[[ Exercise material, beginning ]]
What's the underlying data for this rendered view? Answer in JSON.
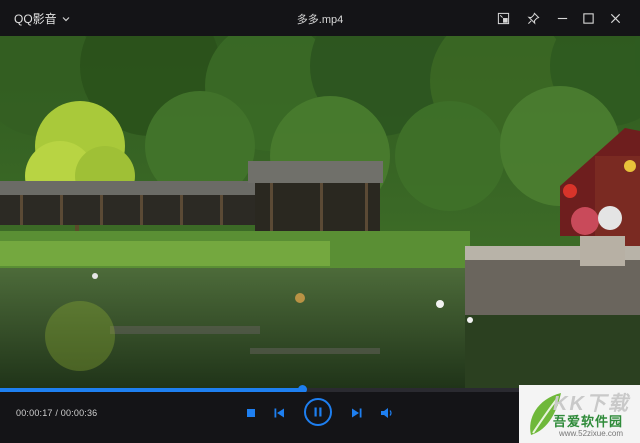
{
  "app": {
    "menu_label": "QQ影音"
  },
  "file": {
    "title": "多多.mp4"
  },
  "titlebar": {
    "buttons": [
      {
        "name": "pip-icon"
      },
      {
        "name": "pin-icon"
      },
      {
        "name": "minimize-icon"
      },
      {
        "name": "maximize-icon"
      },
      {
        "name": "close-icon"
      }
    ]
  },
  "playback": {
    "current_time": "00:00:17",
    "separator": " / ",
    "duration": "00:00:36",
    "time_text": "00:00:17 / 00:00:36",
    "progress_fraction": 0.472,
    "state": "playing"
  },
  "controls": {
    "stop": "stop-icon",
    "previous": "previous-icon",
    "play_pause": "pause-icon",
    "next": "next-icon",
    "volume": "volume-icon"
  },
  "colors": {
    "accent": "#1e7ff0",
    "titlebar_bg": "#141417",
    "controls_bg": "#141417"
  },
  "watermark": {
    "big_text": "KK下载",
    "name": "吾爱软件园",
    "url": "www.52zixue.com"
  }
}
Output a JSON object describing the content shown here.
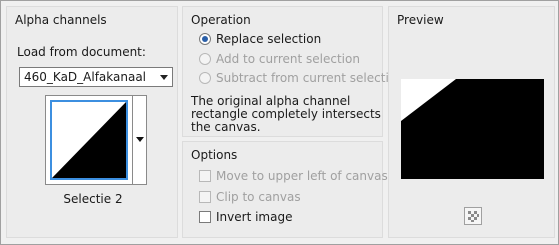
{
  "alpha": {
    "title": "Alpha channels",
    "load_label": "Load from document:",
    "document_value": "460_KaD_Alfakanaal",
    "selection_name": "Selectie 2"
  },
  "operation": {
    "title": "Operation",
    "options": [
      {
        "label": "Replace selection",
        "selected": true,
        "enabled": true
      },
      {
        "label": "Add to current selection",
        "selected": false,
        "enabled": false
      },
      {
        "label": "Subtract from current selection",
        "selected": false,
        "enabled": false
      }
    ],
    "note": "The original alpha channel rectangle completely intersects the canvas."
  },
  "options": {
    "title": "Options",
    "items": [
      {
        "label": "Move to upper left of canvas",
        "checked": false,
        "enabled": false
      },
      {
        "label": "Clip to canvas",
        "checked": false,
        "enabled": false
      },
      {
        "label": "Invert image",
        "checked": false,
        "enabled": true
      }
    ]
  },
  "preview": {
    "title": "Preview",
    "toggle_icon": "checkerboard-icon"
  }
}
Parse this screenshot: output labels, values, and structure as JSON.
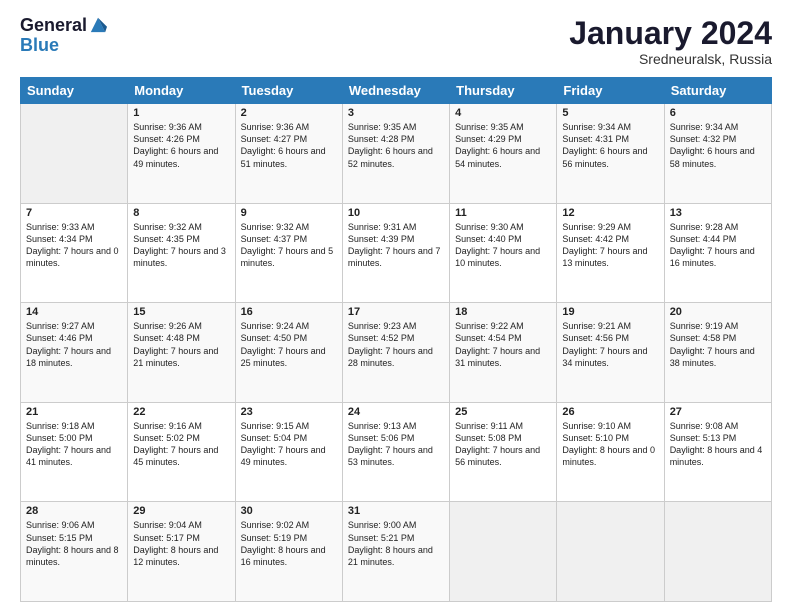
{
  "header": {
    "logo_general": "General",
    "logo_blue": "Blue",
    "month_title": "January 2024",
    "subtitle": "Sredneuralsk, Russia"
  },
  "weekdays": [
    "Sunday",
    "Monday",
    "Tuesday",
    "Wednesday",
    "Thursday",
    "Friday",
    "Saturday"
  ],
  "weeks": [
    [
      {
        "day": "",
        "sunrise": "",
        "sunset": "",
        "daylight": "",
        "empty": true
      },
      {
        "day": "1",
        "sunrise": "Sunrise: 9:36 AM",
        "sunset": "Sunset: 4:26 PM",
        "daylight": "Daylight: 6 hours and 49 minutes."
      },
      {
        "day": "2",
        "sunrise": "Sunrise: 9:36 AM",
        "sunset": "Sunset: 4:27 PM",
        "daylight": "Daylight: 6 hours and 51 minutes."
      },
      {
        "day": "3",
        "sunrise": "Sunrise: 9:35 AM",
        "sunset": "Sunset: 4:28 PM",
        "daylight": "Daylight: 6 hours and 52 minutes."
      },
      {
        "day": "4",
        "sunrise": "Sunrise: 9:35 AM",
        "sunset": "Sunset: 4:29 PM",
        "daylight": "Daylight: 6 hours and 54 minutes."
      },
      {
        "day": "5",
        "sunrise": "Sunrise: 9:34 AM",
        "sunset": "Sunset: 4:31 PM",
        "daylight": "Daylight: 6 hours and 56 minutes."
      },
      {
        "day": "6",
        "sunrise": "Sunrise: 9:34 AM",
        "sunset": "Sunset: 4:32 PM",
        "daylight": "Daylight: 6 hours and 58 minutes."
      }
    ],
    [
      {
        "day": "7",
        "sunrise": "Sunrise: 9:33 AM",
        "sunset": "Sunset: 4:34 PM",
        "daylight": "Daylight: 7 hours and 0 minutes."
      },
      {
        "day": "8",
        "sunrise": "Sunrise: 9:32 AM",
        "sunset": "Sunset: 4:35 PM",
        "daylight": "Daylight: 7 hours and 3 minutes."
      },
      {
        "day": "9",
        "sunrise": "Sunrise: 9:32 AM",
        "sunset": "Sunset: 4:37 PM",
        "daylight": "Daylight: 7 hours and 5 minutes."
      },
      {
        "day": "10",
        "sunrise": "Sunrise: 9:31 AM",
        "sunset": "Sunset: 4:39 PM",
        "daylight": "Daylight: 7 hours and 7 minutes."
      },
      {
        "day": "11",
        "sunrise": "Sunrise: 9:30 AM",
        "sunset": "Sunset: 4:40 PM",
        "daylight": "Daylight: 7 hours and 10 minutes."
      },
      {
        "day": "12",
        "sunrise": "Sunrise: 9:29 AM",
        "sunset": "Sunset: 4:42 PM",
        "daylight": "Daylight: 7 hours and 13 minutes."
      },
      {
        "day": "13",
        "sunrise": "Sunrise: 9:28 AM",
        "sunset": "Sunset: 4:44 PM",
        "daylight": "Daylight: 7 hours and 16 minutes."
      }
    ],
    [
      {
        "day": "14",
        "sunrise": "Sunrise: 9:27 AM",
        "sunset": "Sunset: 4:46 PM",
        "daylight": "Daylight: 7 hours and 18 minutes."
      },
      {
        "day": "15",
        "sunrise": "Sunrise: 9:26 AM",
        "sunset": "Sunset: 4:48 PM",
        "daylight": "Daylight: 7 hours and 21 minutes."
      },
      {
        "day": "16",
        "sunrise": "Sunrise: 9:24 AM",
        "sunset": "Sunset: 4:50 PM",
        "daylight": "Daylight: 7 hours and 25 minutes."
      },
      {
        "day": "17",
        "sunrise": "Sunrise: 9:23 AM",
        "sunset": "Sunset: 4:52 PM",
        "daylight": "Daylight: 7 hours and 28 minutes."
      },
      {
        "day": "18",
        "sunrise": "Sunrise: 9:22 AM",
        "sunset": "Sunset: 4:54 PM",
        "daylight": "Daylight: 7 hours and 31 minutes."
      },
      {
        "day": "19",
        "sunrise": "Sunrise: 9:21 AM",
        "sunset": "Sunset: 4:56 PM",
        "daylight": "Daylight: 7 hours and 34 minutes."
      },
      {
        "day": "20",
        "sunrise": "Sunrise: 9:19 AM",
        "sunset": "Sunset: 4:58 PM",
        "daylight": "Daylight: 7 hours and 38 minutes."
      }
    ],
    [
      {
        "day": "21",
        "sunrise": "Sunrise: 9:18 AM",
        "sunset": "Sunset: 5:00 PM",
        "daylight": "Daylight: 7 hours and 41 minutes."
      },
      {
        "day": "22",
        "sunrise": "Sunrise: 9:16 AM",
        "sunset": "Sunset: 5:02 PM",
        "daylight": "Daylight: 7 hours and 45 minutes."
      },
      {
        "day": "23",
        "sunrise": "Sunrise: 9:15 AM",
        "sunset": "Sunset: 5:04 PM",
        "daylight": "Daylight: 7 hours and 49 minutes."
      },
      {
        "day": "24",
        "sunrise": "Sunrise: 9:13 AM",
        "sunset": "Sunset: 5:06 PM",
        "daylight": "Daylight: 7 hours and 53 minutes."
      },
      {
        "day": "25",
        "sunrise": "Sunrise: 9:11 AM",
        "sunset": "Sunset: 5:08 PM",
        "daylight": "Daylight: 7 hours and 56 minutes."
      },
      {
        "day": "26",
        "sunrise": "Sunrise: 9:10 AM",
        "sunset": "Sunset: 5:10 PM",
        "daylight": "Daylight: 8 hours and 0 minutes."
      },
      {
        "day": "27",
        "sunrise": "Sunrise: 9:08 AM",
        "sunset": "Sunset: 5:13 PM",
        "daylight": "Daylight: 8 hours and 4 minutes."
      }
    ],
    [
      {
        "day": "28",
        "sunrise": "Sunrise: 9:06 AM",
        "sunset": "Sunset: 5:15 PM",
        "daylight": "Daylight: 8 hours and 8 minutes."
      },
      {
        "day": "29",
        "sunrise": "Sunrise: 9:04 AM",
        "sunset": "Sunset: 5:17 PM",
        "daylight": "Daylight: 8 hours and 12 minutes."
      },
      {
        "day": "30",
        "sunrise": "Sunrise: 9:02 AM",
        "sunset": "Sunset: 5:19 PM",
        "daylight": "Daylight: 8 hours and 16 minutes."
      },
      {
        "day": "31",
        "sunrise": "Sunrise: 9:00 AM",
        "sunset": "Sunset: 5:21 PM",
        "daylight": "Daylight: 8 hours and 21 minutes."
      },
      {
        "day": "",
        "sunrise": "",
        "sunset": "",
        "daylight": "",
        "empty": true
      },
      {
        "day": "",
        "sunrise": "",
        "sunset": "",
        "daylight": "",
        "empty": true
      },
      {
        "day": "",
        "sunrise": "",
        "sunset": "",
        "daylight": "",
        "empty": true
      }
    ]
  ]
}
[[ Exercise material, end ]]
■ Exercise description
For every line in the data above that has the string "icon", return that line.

■ Solution for this problem
        "name": "pip-icon"
        "name": "pin-icon"
        "name": "minimize-icon"
        "name": "maximize-icon"
        "name": "close-icon"
    "stop": "stop-icon",
    "previous": "previous-icon",
    "play_pause": "pause-icon",
    "next": "next-icon",
    "volume": "volume-icon"
    "toggle_icon": "checkerboard-icon"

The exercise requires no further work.